I left Doug 5 minutes ago and our plans changed in an instant when I found a fresh track. It looked like a cow and still had fresh dirt and snow sitting in the track; it was as fresh a sign as you could find without a foot standing in it. I called Doug who was less than 50 yards away and we began to push.
I knew at the time that we had a real chance to get an animal. Doug and I had cut off the only escape route between two large lakes and the guys on watches had the open end of our funnel well-covered. A moose will occasionally swim to elude capture but we had 3 doggers starting at the lakes and the chances of the moose running towards us were rare (although it happens, as it did on Monday with the Bulls).
I started following the track, committing to following it through thick and thin.
BOOM! The crack of the rifle was close. It had to be one of our hunters! My heart began to race, and I stopped still in my tracks. It was time to listen and see what would happen.
BOOM! The second shot was a good sign. I knew it had to be us and a voice on the radio confirmed part of my hopes, “Hi guys, this is Frank. I took a shot at a cow but not sure I hit it.”
In circumstances like this, it’s important that a hunter doesn’t lose his cool. He has to sit still and wait a few minutes. Every muscle in his body is screaming for him to run to the spot he shot at but that could force a wounded animal further into the woods and extend the process of it passing. There’s even been cases when a moose or deer will enter water and manage to seal their wound and survive.
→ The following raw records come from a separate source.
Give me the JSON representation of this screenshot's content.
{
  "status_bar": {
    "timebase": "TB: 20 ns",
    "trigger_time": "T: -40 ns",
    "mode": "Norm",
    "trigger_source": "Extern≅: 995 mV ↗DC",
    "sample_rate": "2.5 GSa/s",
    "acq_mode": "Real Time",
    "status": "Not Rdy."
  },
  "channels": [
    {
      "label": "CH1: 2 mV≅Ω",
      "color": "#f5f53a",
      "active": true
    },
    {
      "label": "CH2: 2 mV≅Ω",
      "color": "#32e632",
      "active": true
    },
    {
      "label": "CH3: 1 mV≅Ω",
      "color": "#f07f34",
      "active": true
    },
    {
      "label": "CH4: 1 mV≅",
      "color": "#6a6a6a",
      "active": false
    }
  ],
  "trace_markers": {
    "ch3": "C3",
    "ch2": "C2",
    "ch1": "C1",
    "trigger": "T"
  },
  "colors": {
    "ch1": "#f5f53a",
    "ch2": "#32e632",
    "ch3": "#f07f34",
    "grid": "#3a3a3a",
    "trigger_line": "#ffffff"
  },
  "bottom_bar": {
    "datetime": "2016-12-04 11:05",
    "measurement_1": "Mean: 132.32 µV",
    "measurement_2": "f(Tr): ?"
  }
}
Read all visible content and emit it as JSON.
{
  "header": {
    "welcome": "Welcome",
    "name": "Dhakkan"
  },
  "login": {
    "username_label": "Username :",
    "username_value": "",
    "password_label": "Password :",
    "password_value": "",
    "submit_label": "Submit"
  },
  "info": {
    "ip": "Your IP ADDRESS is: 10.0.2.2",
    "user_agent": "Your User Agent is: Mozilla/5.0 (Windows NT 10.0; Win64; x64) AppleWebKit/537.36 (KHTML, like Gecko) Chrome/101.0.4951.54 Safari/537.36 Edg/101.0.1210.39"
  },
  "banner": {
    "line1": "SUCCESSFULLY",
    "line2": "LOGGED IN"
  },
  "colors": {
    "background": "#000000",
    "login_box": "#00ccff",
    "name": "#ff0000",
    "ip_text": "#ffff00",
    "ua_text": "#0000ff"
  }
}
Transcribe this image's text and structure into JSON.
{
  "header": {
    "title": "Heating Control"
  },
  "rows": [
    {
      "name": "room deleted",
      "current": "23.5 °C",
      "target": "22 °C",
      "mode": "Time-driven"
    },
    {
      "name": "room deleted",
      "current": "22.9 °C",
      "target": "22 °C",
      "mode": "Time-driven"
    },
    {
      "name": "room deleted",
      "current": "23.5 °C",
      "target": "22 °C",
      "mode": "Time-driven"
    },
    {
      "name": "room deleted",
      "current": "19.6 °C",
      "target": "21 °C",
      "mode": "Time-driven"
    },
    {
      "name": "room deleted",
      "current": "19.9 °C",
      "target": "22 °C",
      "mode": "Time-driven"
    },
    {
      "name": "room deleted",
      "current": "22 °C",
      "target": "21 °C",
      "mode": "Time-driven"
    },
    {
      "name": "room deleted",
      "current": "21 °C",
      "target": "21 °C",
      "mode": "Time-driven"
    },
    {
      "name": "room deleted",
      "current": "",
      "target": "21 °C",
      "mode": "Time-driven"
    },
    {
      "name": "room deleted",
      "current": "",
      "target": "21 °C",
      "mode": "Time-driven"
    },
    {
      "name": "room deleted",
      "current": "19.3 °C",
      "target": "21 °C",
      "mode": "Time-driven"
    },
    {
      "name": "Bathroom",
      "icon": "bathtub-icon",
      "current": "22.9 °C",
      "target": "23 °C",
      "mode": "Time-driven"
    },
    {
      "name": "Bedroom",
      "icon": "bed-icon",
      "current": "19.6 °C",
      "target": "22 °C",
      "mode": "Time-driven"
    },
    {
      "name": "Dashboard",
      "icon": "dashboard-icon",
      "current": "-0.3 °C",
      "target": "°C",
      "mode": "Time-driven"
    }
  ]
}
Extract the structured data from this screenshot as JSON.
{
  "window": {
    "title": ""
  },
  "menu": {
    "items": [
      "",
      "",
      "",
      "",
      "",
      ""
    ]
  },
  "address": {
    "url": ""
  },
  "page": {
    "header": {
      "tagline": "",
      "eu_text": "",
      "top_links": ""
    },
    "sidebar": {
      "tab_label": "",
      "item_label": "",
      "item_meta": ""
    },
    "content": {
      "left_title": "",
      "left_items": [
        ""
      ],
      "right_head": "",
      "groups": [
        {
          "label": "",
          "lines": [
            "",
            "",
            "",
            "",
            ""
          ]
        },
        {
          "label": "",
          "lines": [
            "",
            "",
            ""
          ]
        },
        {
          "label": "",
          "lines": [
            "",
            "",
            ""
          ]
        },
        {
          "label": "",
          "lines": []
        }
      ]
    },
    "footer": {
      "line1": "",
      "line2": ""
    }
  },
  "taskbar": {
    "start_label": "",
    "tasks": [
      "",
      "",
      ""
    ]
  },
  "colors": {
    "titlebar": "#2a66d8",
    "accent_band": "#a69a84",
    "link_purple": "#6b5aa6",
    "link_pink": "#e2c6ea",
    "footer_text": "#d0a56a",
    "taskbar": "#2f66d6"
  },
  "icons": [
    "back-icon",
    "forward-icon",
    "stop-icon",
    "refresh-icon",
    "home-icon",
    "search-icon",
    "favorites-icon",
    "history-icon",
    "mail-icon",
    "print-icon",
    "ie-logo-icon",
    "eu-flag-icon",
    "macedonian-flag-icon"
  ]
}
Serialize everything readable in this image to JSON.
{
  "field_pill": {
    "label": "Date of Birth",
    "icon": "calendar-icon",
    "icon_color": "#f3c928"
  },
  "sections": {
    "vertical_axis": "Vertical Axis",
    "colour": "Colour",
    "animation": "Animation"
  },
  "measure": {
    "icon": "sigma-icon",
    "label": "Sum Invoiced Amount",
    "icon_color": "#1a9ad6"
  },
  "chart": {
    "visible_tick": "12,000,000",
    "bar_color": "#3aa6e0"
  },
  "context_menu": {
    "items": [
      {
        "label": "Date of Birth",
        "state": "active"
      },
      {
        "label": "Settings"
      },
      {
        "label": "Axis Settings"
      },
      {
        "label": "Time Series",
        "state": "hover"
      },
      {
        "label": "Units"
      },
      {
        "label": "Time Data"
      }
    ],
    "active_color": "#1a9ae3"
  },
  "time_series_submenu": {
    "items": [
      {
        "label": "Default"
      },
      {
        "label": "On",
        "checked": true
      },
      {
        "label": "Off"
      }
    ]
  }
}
After a few minutes, Doug and I decided to continue to quietly push towards the line and Frank stayed in place. It didn’t take long before the radio call came in. “Confirmed cow down.” We had harvested the adult moose we were after!
We continued to finish the hunt. A cow will travel with a calf this time of year and we wanted to make sure we didn’t leave one behind.
The moose was two or three years old and she didn’t have a calf (we confirmed this by checking her tracks and checking for signs of milking). She was 600 or 700 pounds which isn’t a large cow but we know that she’ll be very good eating.
Frank had hit her with his first shot. She died quickly and in the spot he shot her; he lost sight of her when she laid down. The tracks I had seen were hers – I followed them from the start of the hunt right to where she found her final rest. I quietly placed a few twigs in her mouth (a gesture of respect and a final offering; a Native American tradition that I read about from Hank Shaw).
The animal was cleaned in the woods (we took the heart and tongue back to camp along with the rest of the meat), and we took the moose back to camp. The rest of the day was spent finishing the cleaning (removing the fur being a big part of that) and hanging her to let the meat set.
We also put some time to celebrate our fortune. It wasn’t a crazy party but there was a great feeling of relief in the knowledge that our families would have moose for the winter.